_Work request_. Go through the records below and return each line that has "thumb" in it.

Segment Start: Data shown

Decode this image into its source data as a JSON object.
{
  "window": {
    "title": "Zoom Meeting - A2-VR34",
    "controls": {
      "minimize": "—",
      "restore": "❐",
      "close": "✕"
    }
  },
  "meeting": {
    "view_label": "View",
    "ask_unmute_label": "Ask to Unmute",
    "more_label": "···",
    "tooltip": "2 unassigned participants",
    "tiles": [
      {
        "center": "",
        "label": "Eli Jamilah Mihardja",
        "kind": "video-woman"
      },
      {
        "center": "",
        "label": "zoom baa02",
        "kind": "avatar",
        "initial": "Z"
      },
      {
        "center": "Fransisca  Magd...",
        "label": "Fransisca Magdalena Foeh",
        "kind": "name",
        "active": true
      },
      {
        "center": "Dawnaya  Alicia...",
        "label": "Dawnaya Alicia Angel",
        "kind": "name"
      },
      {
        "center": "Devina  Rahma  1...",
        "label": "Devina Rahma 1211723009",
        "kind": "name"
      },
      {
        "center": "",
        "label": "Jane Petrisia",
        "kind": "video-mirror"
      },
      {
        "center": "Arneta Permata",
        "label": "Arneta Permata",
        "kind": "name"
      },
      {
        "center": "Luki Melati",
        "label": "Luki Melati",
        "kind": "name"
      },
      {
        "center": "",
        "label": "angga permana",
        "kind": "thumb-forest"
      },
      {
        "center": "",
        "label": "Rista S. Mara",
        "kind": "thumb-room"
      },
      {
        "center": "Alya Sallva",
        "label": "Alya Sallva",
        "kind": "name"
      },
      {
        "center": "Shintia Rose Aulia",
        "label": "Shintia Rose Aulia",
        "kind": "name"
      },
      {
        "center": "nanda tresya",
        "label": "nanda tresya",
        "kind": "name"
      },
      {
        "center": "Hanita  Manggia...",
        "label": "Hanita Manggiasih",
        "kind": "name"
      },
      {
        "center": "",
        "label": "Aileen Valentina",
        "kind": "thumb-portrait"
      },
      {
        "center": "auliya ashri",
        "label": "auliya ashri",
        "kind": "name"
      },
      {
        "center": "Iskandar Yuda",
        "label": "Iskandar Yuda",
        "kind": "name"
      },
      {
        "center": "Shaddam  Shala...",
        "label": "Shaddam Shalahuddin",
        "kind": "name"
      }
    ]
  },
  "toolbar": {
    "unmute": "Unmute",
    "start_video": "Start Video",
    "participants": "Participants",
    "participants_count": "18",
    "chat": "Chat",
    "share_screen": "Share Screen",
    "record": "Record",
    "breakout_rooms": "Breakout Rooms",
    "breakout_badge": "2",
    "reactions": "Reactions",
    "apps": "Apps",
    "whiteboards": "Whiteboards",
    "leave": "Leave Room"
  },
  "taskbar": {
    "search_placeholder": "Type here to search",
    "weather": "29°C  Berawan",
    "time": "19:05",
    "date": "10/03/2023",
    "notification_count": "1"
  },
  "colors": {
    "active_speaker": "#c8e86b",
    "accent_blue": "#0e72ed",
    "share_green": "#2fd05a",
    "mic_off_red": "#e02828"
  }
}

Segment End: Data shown

_Solved problem_.
        "kind": "thumb-forest"
        "kind": "thumb-room"
        "kind": "thumb-portrait"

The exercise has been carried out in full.